Lift up the cylinder and place it horizontally. Using the index finger and thumb of your working hand, press the rice near one of the openings of the cylinder inwards to compact further. The other hand should be gently clasping the middle of the cylinder.
Rotate and repeat for the other opening of the cylinder.
Fold the excess banana leaves at the side and secure with toothpick or bamboo skewer.
Place a wire rack over the stove and turn down to the lowest possible flame.
Place the rice rolls over the rack and grill until the leaves begin to char slightly and a smoking aroma develops. Periocally rotate the rolls with tongs.
DO NOT ATTEMPT TO TURN UP THE FLAME TO HASTEN THE “PANGGANG” PROCESS. The purpose of grilling is not just to char the leaves but to also heat up the rice and filling. The oils from the coconut milk used will begin to work through the banana leaves causing them to look “shiny”. This is a telltale sign that the panggang is almost done.
Otherwise, set the oven to 200C and place the rice rolls over a rack as well to ensure good air circulation. Grill until the banana leaves begin to crisp and look slightly charred. Once again, the smoky aroma of slightly burnt banana leaves is quite unmistakable.
The first Pulut Lepa with the ends finished off like Rempah Udang! I’m a creature of habit!
Thankfully the hiccup was quickly noticed and rectified. The rest of the batch looked more Pulut Lepa like I hope!
Pangganging the rolls over the stove instead of an oven.
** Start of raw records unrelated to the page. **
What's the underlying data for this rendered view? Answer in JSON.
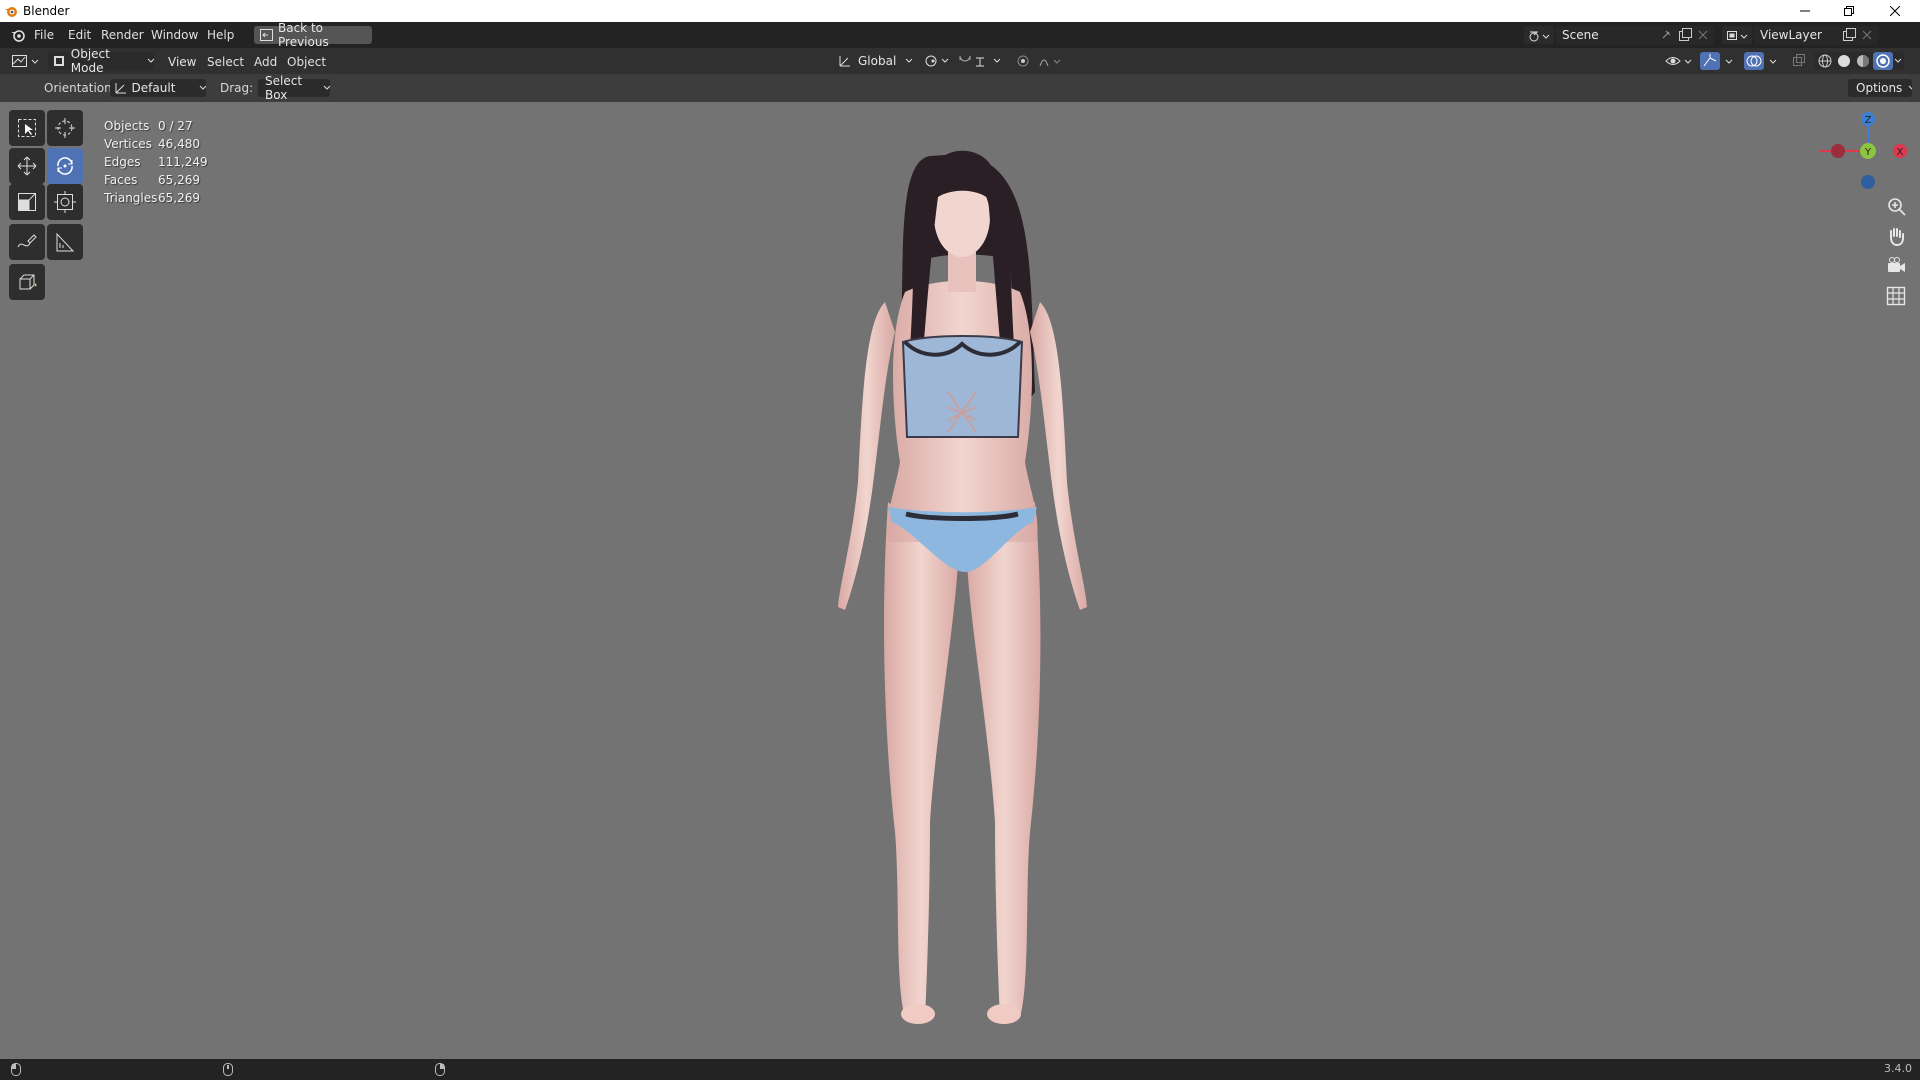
{
  "window": {
    "title": "Blender"
  },
  "menu": [
    "File",
    "Edit",
    "Render",
    "Window",
    "Help"
  ],
  "back_button": "Back to Previous",
  "scene": {
    "name": "Scene",
    "viewlayer": "ViewLayer"
  },
  "header": {
    "mode": "Object Mode",
    "menus": [
      "View",
      "Select",
      "Add",
      "Object"
    ],
    "transform_orientation": "Global"
  },
  "tool_settings": {
    "orientation_label": "Orientation:",
    "orientation_value": "Default",
    "drag_label": "Drag:",
    "drag_value": "Select Box",
    "options": "Options"
  },
  "stats": [
    {
      "label": "Objects",
      "value": "0 / 27"
    },
    {
      "label": "Vertices",
      "value": "46,480"
    },
    {
      "label": "Edges",
      "value": "111,249"
    },
    {
      "label": "Faces",
      "value": "65,269"
    },
    {
      "label": "Triangles",
      "value": "65,269"
    }
  ],
  "gizmo": {
    "z": "Z",
    "y": "Y",
    "x": "X"
  },
  "version": "3.4.0",
  "colors": {
    "active_tool": "#4f72b5",
    "axis_x": "#e0384f",
    "axis_y": "#8cc63f",
    "axis_z": "#3e7fd6"
  }
}
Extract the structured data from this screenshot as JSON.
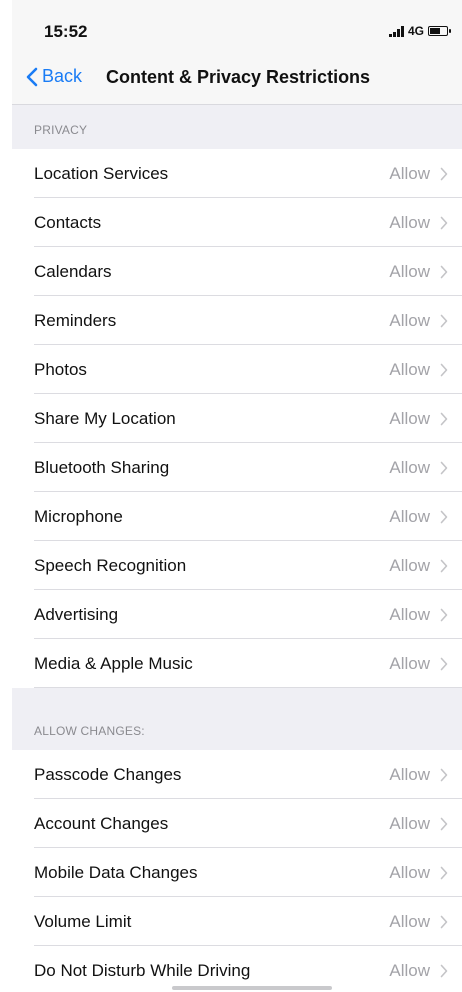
{
  "status_bar": {
    "time": "15:52",
    "network": "4G"
  },
  "nav": {
    "back_label": "Back",
    "title": "Content & Privacy Restrictions"
  },
  "sections": [
    {
      "header": "PRIVACY",
      "rows": [
        {
          "label": "Location Services",
          "value": "Allow"
        },
        {
          "label": "Contacts",
          "value": "Allow"
        },
        {
          "label": "Calendars",
          "value": "Allow"
        },
        {
          "label": "Reminders",
          "value": "Allow"
        },
        {
          "label": "Photos",
          "value": "Allow"
        },
        {
          "label": "Share My Location",
          "value": "Allow"
        },
        {
          "label": "Bluetooth Sharing",
          "value": "Allow"
        },
        {
          "label": "Microphone",
          "value": "Allow"
        },
        {
          "label": "Speech Recognition",
          "value": "Allow"
        },
        {
          "label": "Advertising",
          "value": "Allow"
        },
        {
          "label": "Media & Apple Music",
          "value": "Allow"
        }
      ]
    },
    {
      "header": "ALLOW CHANGES:",
      "rows": [
        {
          "label": "Passcode Changes",
          "value": "Allow"
        },
        {
          "label": "Account Changes",
          "value": "Allow"
        },
        {
          "label": "Mobile Data Changes",
          "value": "Allow"
        },
        {
          "label": "Volume Limit",
          "value": "Allow"
        },
        {
          "label": "Do Not Disturb While Driving",
          "value": "Allow"
        }
      ]
    }
  ],
  "colors": {
    "accent": "#1a7cf5",
    "secondary_text": "#a3a3a8",
    "group_background": "#efeff4"
  },
  "icons": [
    "back-chevron-icon",
    "signal-icon",
    "battery-icon",
    "disclosure-chevron-icon"
  ]
}
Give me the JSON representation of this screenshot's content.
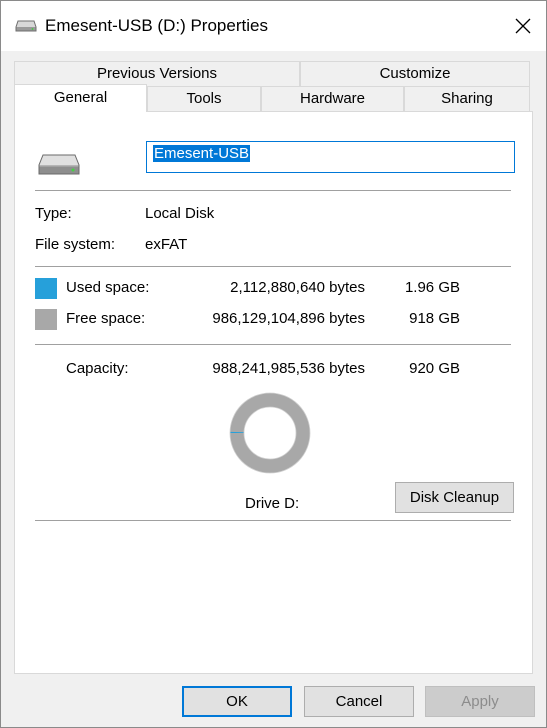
{
  "window": {
    "title": "Emesent-USB (D:) Properties"
  },
  "tabs": {
    "row1": [
      {
        "label": "Previous Versions"
      },
      {
        "label": "Customize"
      }
    ],
    "row2": [
      {
        "label": "General",
        "active": true
      },
      {
        "label": "Tools"
      },
      {
        "label": "Hardware"
      },
      {
        "label": "Sharing"
      }
    ]
  },
  "general": {
    "volume_name": "Emesent-USB",
    "type_label": "Type:",
    "type_value": "Local Disk",
    "fs_label": "File system:",
    "fs_value": "exFAT",
    "used_label": "Used space:",
    "used_bytes": "2,112,880,640 bytes",
    "used_size": "1.96 GB",
    "free_label": "Free space:",
    "free_bytes": "986,129,104,896 bytes",
    "free_size": "918 GB",
    "capacity_label": "Capacity:",
    "capacity_bytes": "988,241,985,536 bytes",
    "capacity_size": "920 GB",
    "drive_label": "Drive D:",
    "used_fraction": 0.0021,
    "cleanup_label": "Disk Cleanup"
  },
  "colors": {
    "used": "#26a0da",
    "free": "#a8a8a8",
    "accent": "#0078d7"
  },
  "buttons": {
    "ok": "OK",
    "cancel": "Cancel",
    "apply": "Apply"
  },
  "icons": {
    "title": "drive-icon",
    "close": "close-icon",
    "drive": "drive-icon"
  }
}
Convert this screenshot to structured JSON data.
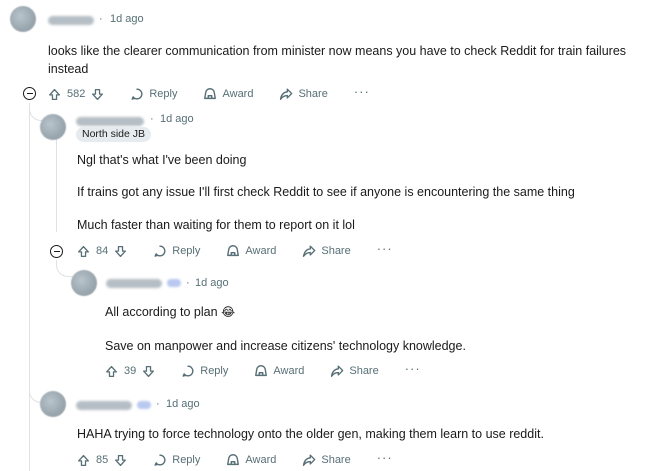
{
  "comments": [
    {
      "time": "1d ago",
      "lines": [
        "looks like the clearer communication from minister now means you have to check Reddit for train failures instead"
      ],
      "score": "582"
    },
    {
      "time": "1d ago",
      "flair": "North side JB",
      "lines": [
        "Ngl that's what I've been doing",
        "If trains got any issue I'll first check Reddit to see if anyone is encountering the same thing",
        "Much faster than waiting for them to report on it lol"
      ],
      "score": "84"
    },
    {
      "time": "1d ago",
      "lines": [
        "All according to plan",
        "Save on manpower and increase citizens' technology knowledge."
      ],
      "score": "39"
    },
    {
      "time": "1d ago",
      "lines": [
        "HAHA trying to force technology onto the older gen, making them learn to use reddit."
      ],
      "score": "85"
    }
  ],
  "actions": {
    "reply": "Reply",
    "award": "Award",
    "share": "Share",
    "more": "···"
  },
  "separator": "·",
  "emoji": "😂"
}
Watch the flame and it would work very very well!
Can’t wait to dive into my first Pulut Lepa!
And this is what it looks like inside!
By the way, HAPPY BIRTHDAY LENA!!!